The Constitution gives the president the power to dismiss the head of the FBI. Can exercising that prerogative also be a crime? Reporters Rosalind S. Helderman and Matt Zapotosky discuss how the special counsel examined the question.
Up Next

The book

The Mueller Report Illustrated: The Obstruction Investigation
Scribner and The Washington Post, which teamed together this spring to produce the No. 1 bestselling book edition of the Mueller report, will publish a graphic non-fiction book centered on special counsel Robert S. Mueller III’s obstruction of justice inquiry. Titled “The Mueller Report Illustrated: The Obstruction Investigation” (Scribner, $20.00/paperback original).
Illustrations by Jan Feindt. Text by Rosalind S. Helderman. Project editing by Matea Gold. Art direction and design by Katherine Lee, Suzette Moyer and Brian Gross. Design and development by Lucio Villa. Additional digital development by Matt Callahan. Design editing by Greg Manifold. Animation by Kolin Pope. Audio by Matt Collette. Photo editing by Bronwen Latimer. Copy editing by Frances Moody.

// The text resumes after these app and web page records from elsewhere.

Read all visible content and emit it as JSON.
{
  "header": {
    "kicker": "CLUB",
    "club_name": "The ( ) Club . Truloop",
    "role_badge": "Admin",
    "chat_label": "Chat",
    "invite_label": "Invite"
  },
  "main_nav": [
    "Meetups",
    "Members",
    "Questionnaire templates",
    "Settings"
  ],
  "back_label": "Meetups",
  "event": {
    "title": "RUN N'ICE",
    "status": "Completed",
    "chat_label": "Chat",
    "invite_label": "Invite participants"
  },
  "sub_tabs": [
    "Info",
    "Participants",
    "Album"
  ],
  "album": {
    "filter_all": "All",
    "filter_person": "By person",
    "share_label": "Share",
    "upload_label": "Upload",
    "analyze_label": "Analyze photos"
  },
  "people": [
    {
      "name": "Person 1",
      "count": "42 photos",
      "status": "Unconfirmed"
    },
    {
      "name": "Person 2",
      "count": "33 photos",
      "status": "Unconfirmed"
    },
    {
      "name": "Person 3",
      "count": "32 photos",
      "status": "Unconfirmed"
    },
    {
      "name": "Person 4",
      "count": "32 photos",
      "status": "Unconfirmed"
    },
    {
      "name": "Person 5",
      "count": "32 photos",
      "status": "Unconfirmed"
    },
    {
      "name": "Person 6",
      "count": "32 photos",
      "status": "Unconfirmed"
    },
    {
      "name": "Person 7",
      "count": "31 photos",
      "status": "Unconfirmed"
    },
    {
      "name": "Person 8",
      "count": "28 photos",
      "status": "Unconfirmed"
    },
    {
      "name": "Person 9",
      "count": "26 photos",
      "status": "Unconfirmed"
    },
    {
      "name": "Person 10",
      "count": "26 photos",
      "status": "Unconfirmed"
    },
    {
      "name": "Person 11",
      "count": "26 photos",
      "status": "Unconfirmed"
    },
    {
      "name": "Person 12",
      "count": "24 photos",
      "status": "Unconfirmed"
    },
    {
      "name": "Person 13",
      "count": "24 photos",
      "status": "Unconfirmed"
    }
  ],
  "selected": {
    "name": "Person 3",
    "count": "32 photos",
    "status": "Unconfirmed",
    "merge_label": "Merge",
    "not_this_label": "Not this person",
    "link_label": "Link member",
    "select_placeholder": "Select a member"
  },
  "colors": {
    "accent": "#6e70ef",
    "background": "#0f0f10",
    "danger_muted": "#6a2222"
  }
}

Project photo references: Alexey Agarishev/Sputnik/Associated Press, Drew Angerer/Getty Images, J. Scott Applewhite/Associated Press, David Becker/The Washington Post, Jabin Botsford/The Washington Post, Bruce Boyajian/The Washington Post, Ricky Carioti/The Washington Post, Jahi Chikwendiu/The Washington Post, Timothy A. Clary/Agence France-Presse/Getty Images, Oliver Contreras/The Washington Post, Shealagh Craighead/The White House, D. Myles Cullen/Department of Defense, Al Drago/CQ Roll Call/Getty Images, Olivier Douliery/Agence France-Presse/Getty Images, Richard Drew/Associated Press, Patrick Dove/Getty Images, Tia Dufour/The White House, Jonathan Ernst/Reuters, Katherine Frey/The Washington Post, Salwan Georges/The Washington Post, Zach Gibson/Agence France-Presse/Getty Images, Yuri Gripas/Reuters, Aude Guerrucci/Getty Images, Sait Serkan Gurbuz/Associated Press, Andrew Harnik/Associated Press, Andrew Harrer/Getty Images, Evelyn Hockstein/The Washington Post, Andrew Innerarity/The Washington Post, iStock Photos, Nicholas Kamm/Agence France-Presse/Getty Images, Carolyn Kaster/Associated Press, Andrew Kelly/Reuters, Dan Kitwood/Getty Images, Justin Lane/EPA/Shutterstock, Jin Lee/Bloomberg News/Getty Images, Saul Loeb/Getty Images, Melina Mara/The Washington Post, Cheriss May/NurPhoto/Getty Images, Matt McClain/The Washington Post, Brendan McDermid/Reuters, Leah Millis/Reuters, Thomas Mukoya/Reuters, NBC News, Mandel Ngan/Agence France-Presse/Getty Images, Bill O’Leary/The Washington Post, Yana Paskova/Getty Images, Kate Patterson/The Washington Post, PBS NewsHour, William B. Plowman/NBC/Getty Images, Michael Reynolds/EPA/Shutterstock, Russian Foreign Ministry Photo/Associated Press, Markus Schreiber/Associated Press, Mike Segar/Reuters, Ting Shen/Xinhua/Zuma, Marlena Sloss/The Washington Post, Brendan Smialowski/Agence France-Presse/Getty Images, Chip Somodevilla/Getty Images, Justin Sullivan/Getty Images, Carolyn Van Houten/The Washington Post, Sarah L. Voisin/The Washington Post, Evan Vucci/Associated Press, Tom Williams/CQ Roll Call/Getty Images, Michael Williamson/The Washington Post, Alex Wong/Getty Images,